  • The Balkans’ last stronghold of vultures (griffon vultures); griffon vultures like living in these rocky mountains where they can be carried high with little effort thanks to the thermal updrafts.
  • Ravens, wolves and vultures compete for food.
  • The Macedonian government feeds the vultures regularly to help increase the population.
  • Additional Species: wolves, raven

6. After the discussion, review the list that students compiled at the beginning of the lesson with their thoughts about the habitats and wildlife of the Balkans. Discuss how the items on the list compare with what they now know about the Balkan Peninsula.

CULMINATING ACTIVITY

1. Ask students, working alone or in pairs, to select one species found in one of the regions of the Balkan Peninsula.
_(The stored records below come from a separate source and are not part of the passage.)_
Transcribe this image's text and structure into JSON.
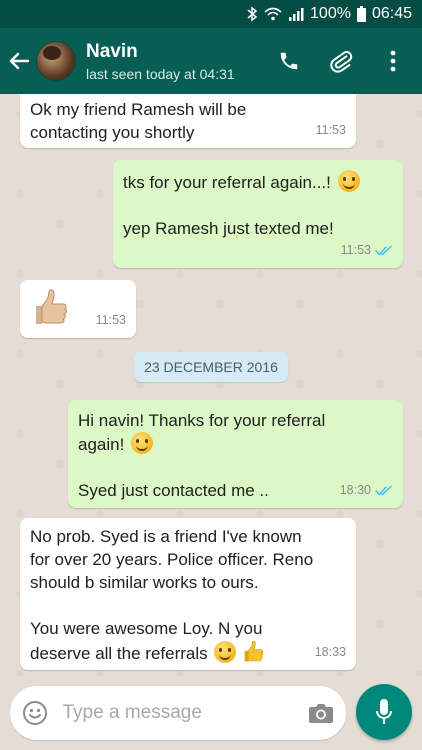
{
  "status_bar": {
    "battery": "100%",
    "time": "06:45"
  },
  "header": {
    "contact_name": "Navin",
    "last_seen": "last seen today at 04:31"
  },
  "messages": [
    {
      "direction": "in",
      "text": "Ok my friend Ramesh will be\ncontacting you shortly",
      "time": "11:53"
    },
    {
      "direction": "out",
      "text_line1": "tks for your referral again...!",
      "text_line2": "yep Ramesh just texted me!",
      "time": "11:53",
      "status": "read"
    },
    {
      "direction": "in",
      "emoji": "thumbs-up",
      "time": "11:53"
    },
    {
      "direction": "out",
      "text_line1": "Hi navin! Thanks for your referral",
      "text_line2": "again!",
      "text_line3": "Syed just contacted me ..",
      "time": "18:30",
      "status": "read"
    },
    {
      "direction": "in",
      "text": "No prob. Syed is a friend I've known\nfor over 20 years. Police officer. Reno\nshould b similar works to ours.\n\nYou were awesome Loy. N you",
      "text_last": "deserve all the referrals",
      "time": "18:33"
    }
  ],
  "date_separator": "23 DECEMBER 2016",
  "composer": {
    "placeholder": "Type a message"
  },
  "colors": {
    "header": "#075e54",
    "status_bar": "#054d44",
    "outgoing_bubble": "#dcf8c6",
    "incoming_bubble": "#ffffff",
    "read_ticks": "#4fc3f7",
    "mic_button": "#00897b"
  }
}
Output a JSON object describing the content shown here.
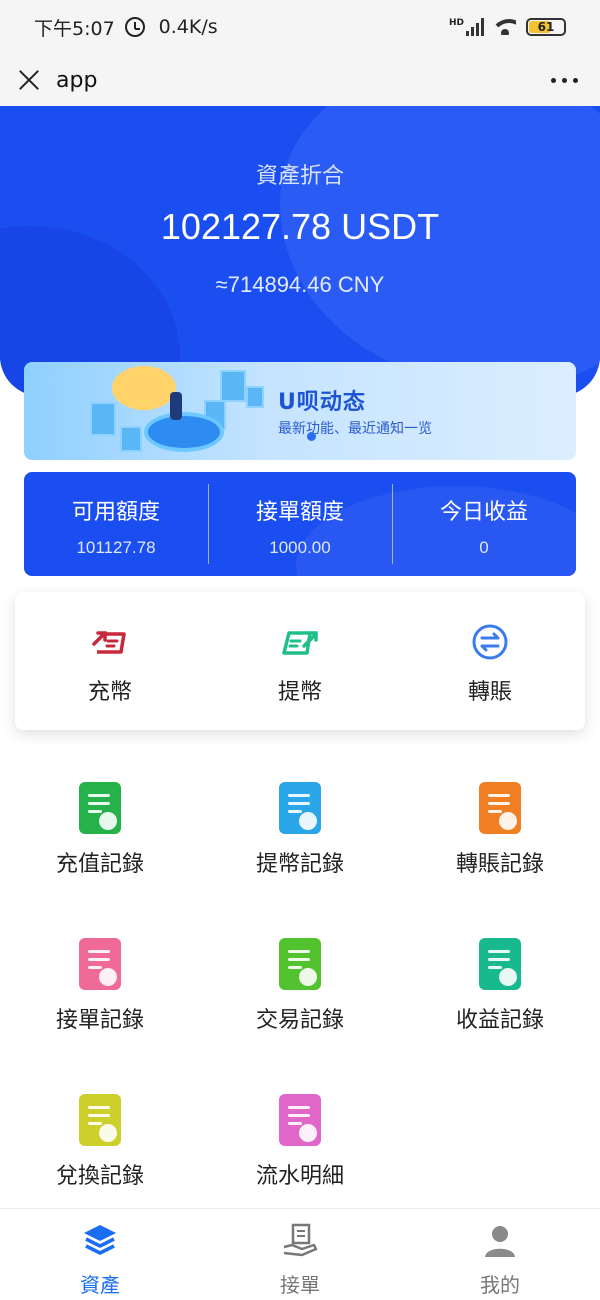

Ask students to gather information about the species, including where it lives in the Balkan Peninsula, what it eats and what poses a threat to the species.

Possible species students could research include:

asprete

Balkan lynx

black-crowned night heron

black woodpecker

brown bear

cormorants

Dalmatian pelican

eastern imperial eagle

egrets

European bee eater

European ground squirrels

European mink

European otter

great crested grebe

griffon vultures

harvest mice

Hermanns tortoise

honey buzzard

humans

mosquitoes

olm

raven

river trout

red-breasted goose

rosy starlings

spoonbill

squawker heron

stone curlew

tern

wolf

white-tailed eagle

white pelican

wild boa

2. Ask students to create a 3-D diorama or computer-animated model to illustrate the environment where the species lives, what it preys on and what poses a threat to the species, based on the information the students gathered during their research.

3. Ask each group to present its work to the class and lead a discussion about what it discovered about the species and its habitat.

4. Lead a discussion with the class, encouraging students to share facts they learned about the natural world of the Balkan Peninsula.

  • Robert

    The show poses in 2010 that no one knows if the rosy starlings will return to the stone quarry next year.

    Does anyone know if they returned?

Inside This Lesson

Produced by THIRTEEN    ©2014 THIRTEEN Productions LLC. All rights reserved.

PBS is a 501(c)(3) not-for-profit organization.